HARMONY: Relaxation Therapy Does Not Lower BP in Mild Hypertension

Marlene Busko

November 05, 2012

TORONTO — For patients with mild hypertension who want to avoid taking pills and prefer to try to lower their blood pressure by doing yoga and meditating, results from the Hypertension Analysis of Stress Reduction Using Meditation and Yoga (HARMONY) trial are discouraging [1].

Even the researchers admit they were disappointed with the study findings. Among study participants with stage 1 hypertension, those who followed an intensive, 10-week mindfulness-based stress-reduction (MBSR) program did not attain better blood-pressure control.

Although previous studies showed that different types of stress-reduction techniques may lower blood pressure, those studies included patients who were also taking antihypertensives. This suggests that MBSR might be effective, but as an adjunct therapy.

"While it is disappointing that we didn't find a blood-pressure–lowering effect in the HARMONY trial of stage 1, unmedicated hypertensives, what these results do suggest is that maybe stress-reduction therapy should be tailored to subjects who are already being treated for their blood pressure," said Kimberly Blom (University of Toronto, ON), presenting the HARMONY results at a late-breaking-trial session here at the Canadian Cardiovascular Congress 2012.

The study was led by Dr Sheldon Tobe (Sunnybrook Health Sciences Centre, Toronto, ON).

Provincially Funded Stress-Reduction Therapy
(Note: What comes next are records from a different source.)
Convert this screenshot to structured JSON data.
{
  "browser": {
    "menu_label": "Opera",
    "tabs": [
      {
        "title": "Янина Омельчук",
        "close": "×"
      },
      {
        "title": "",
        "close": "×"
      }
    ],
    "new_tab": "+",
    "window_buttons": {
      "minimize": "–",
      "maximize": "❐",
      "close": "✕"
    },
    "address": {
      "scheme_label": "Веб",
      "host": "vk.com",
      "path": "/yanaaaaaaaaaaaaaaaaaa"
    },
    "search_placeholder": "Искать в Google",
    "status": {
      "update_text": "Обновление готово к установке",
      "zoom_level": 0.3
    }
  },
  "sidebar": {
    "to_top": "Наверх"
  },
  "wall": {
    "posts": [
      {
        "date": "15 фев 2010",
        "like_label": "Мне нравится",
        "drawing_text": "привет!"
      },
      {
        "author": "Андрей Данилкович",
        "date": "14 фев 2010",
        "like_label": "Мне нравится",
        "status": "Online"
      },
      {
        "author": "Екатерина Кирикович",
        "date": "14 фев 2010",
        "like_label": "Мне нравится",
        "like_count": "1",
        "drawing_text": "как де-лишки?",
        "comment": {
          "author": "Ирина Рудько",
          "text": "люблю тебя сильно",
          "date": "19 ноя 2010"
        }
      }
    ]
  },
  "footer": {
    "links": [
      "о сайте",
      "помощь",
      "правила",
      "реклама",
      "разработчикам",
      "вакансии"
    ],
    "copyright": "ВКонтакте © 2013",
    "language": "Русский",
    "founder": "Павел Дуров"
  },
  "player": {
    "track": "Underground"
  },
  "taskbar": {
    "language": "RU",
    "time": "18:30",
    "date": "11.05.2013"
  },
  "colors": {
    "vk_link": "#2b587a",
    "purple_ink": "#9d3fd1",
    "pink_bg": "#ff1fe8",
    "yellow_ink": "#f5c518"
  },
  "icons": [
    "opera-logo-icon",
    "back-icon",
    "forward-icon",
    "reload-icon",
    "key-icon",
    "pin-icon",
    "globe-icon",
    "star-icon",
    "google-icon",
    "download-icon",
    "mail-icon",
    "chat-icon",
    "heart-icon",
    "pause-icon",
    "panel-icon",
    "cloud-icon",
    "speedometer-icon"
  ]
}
The Ontario provincial government covers the cost of MBSR therapy to treat anxiety, depression, and chronic pain. Previous studies have suggested that blood pressure might be lowered by using cognitive behavioral therapy, transcendental meditation, or behavioral neurocardiac training.
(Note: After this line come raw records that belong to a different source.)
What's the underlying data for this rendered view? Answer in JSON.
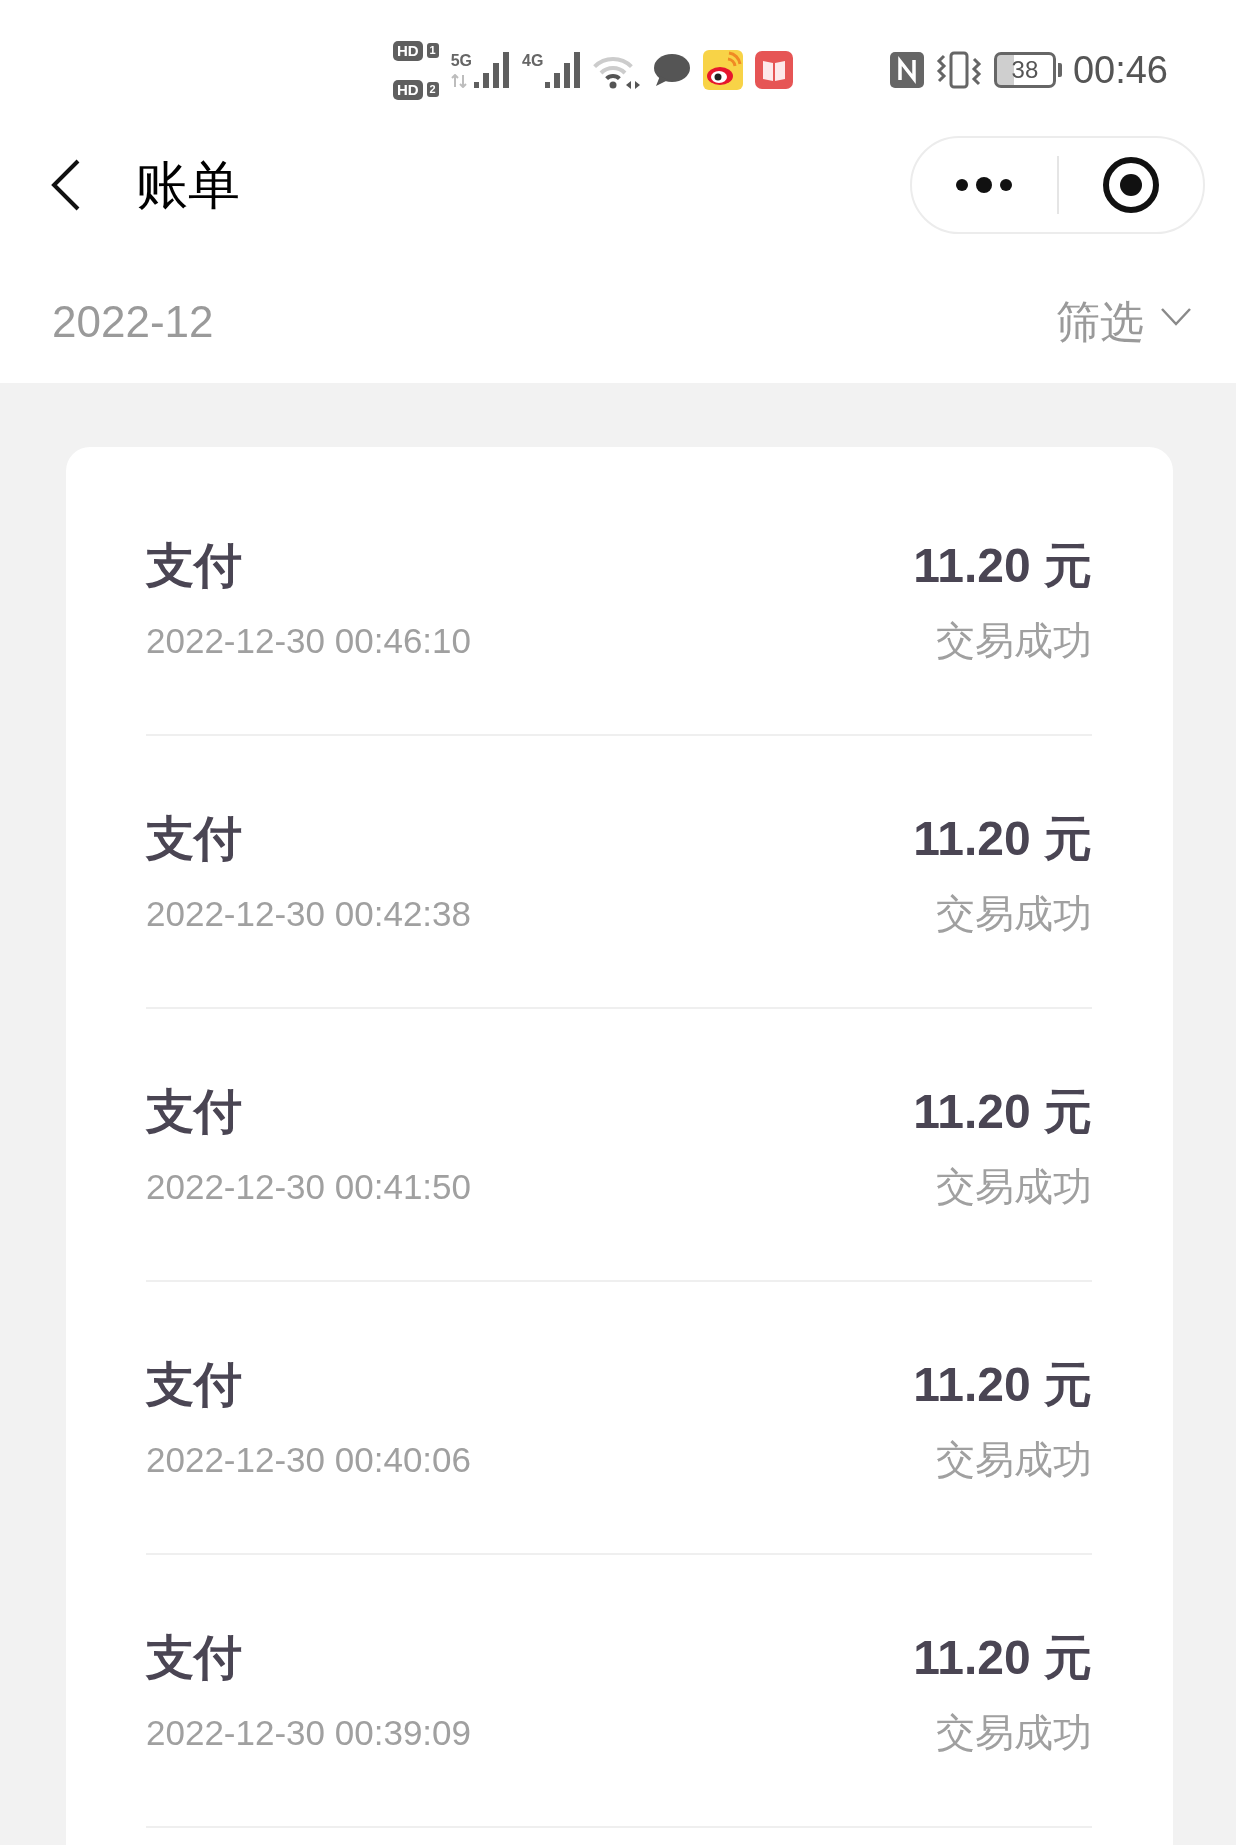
{
  "status_bar": {
    "hd_badges": [
      {
        "label": "HD",
        "slot": "1"
      },
      {
        "label": "HD",
        "slot": "2"
      }
    ],
    "signals": [
      {
        "network": "5G",
        "data_activity": true
      },
      {
        "network": "4G",
        "data_activity": false
      }
    ],
    "battery": "38",
    "time": "00:46"
  },
  "header": {
    "title": "账单"
  },
  "filter_bar": {
    "month": "2022-12",
    "filter_label": "筛选"
  },
  "transactions": [
    {
      "type": "支付",
      "time": "2022-12-30 00:46:10",
      "amount": "11.20 元",
      "status": "交易成功"
    },
    {
      "type": "支付",
      "time": "2022-12-30 00:42:38",
      "amount": "11.20 元",
      "status": "交易成功"
    },
    {
      "type": "支付",
      "time": "2022-12-30 00:41:50",
      "amount": "11.20 元",
      "status": "交易成功"
    },
    {
      "type": "支付",
      "time": "2022-12-30 00:40:06",
      "amount": "11.20 元",
      "status": "交易成功"
    },
    {
      "type": "支付",
      "time": "2022-12-30 00:39:09",
      "amount": "11.20 元",
      "status": "交易成功"
    }
  ]
}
As reported by heartwire , HARMONY was designed to test whether a group stress-reduction program could lower blood pressure in patients with stage 1, unmedicated hypertension.

The researchers recruited people who were 20 to 75 years old and lived in the Toronto area.
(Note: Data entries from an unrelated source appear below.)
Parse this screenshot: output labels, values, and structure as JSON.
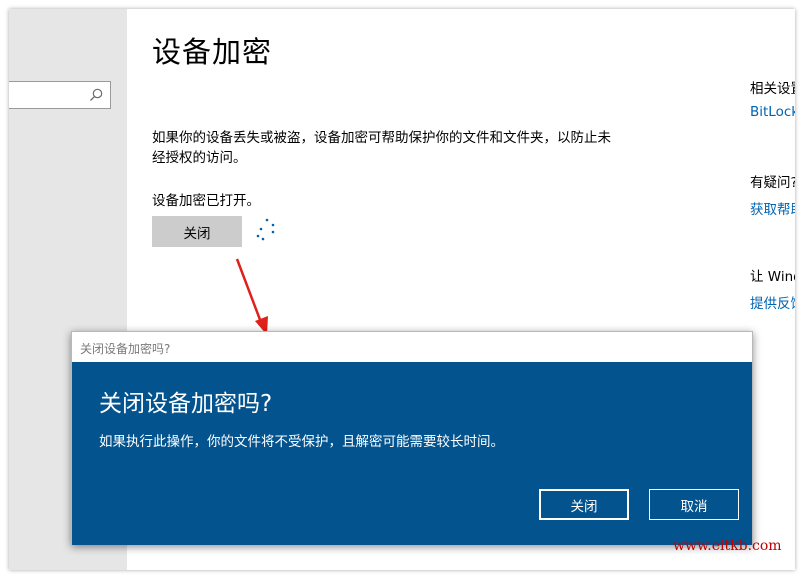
{
  "page": {
    "title": "设备加密",
    "description": "如果你的设备丢失或被盗，设备加密可帮助保护你的文件和文件夹，以防止未经授权的访问。",
    "status": "设备加密已打开。",
    "off_button": "关闭"
  },
  "search": {
    "icon": "search-icon",
    "value": ""
  },
  "related": {
    "heading1": "相关设置",
    "link1": "BitLocker",
    "heading2": "有疑问?",
    "link2": "获取帮助",
    "heading3": "让 Windows",
    "link3": "提供反馈"
  },
  "dialog": {
    "titlebar": "关闭设备加密吗?",
    "heading": "关闭设备加密吗?",
    "message": "如果执行此操作，你的文件将不受保护，且解密可能需要较长时间。",
    "confirm_label": "关闭",
    "cancel_label": "取消"
  },
  "watermark": "www.eitkb.com",
  "colors": {
    "accent": "#0063b1",
    "dialog_bg": "#03538f",
    "arrow": "#e0201b",
    "watermark": "#c00000"
  }
}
Of the 483 individuals who were screened, 382 were ineligible mainly because of recent use of antihypertensives. This left 101 study subjects--38 men and 63 women with an average age of 55 years.

At baseline, the subjects had an average daytime ambulatory blood pressure of >140/87 mm Hg and an average 24-hour ambulatory blood pressure of >135/82 mm Hg.

The participants were randomized to receive immediate stress-reduction therapy or to be on the waiting list for this therapy (control group).

They all received advice about making healthy lifestyle choices, as recommended by hypertension treatment guidelines.

The MBSR intervention, given by two trained therapists to groups of about 25 patients, consisted of:

  • An introductory class.

  • Eight weekly mindfulness sessions of two-and-a-half hours--where participants learned how to do yoga and meditate.

  • A full-day retreat.

  • 45 minutes of daily homework (meditation practice).

"What you can see is that this was a fairly substantial commitment," Blom said. "The idea behind MBSR is to teach subjects ways of incorporating mindfulness and stress-reduction therapies into their everyday activities," she noted.

The primary outcome was the change in the mean daytime and 24-hour blood-pressure measurement from baseline to 12 weeks in the treatment group vs the control group. Secondary outcomes included blood-pressure results at 24 weeks.

The study had an 81% power to detect a difference of 6 mm Hg, with 37 participants in each group.

The researchers did not find any significant differences between the treatment and the control group for any ambulatory blood-pressure parameters at 12 or 24 weeks, Blom reported.

The team is conducting a follow-up study to determine whether an MBSR program would improve blood-pressure control when it is combined with medication and whether this would improve adherence to medication.

"Wake-Up Call": Stress Reduction Alone "Doesn't Cut It"

"For that Canadian [or American] who is in a bit of denial as to whether to swallow pills or not--and there's a large group--it's a wake-up call," comoderator Dr John Mancini (St Paul's Hospital, Vancouver, BC) commented to heartwire .

He noted that in this study of patients with mild hypertension, all of the other traditional devices--advice to stop smoking, follow a healthy diet, and exercise--were at play. "Even when we add this sophisticated, nonmedicinal approach, it didn't really cut it," he said. MBSR therapy "might be an adjunct, but it should not be viewed as a primary intervention."

The research was supported by the Heart and Stroke Foundation of Ontario.